● **Directions**: Report all lines below with the word "JSON".

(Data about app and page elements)
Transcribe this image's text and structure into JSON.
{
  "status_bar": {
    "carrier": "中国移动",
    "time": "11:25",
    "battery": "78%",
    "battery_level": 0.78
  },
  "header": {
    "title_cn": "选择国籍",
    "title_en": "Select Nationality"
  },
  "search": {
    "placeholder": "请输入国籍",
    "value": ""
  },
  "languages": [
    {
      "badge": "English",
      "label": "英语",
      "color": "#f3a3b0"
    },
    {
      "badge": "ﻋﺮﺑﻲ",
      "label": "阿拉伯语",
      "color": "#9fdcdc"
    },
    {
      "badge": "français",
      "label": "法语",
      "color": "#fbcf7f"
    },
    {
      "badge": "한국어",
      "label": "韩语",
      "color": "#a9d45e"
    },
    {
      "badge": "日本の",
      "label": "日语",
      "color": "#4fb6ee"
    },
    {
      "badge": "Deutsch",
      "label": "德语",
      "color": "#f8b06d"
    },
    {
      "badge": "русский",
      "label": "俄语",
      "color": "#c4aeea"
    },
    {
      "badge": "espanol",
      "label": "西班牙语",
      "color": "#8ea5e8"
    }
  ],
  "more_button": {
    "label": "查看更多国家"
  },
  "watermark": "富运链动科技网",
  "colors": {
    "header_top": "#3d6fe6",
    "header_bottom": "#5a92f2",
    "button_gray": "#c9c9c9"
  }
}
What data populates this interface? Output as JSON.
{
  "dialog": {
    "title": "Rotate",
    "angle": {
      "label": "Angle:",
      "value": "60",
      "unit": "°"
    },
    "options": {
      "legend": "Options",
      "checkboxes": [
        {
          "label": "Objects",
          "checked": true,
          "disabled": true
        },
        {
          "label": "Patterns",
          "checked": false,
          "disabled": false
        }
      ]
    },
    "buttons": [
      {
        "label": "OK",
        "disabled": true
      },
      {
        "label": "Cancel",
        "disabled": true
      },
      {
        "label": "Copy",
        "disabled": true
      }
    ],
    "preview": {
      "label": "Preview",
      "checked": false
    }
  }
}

● **Result of the exercise**:
Transcribe this image's text and structure into JSON.
What data populates this interface? Output as JSON.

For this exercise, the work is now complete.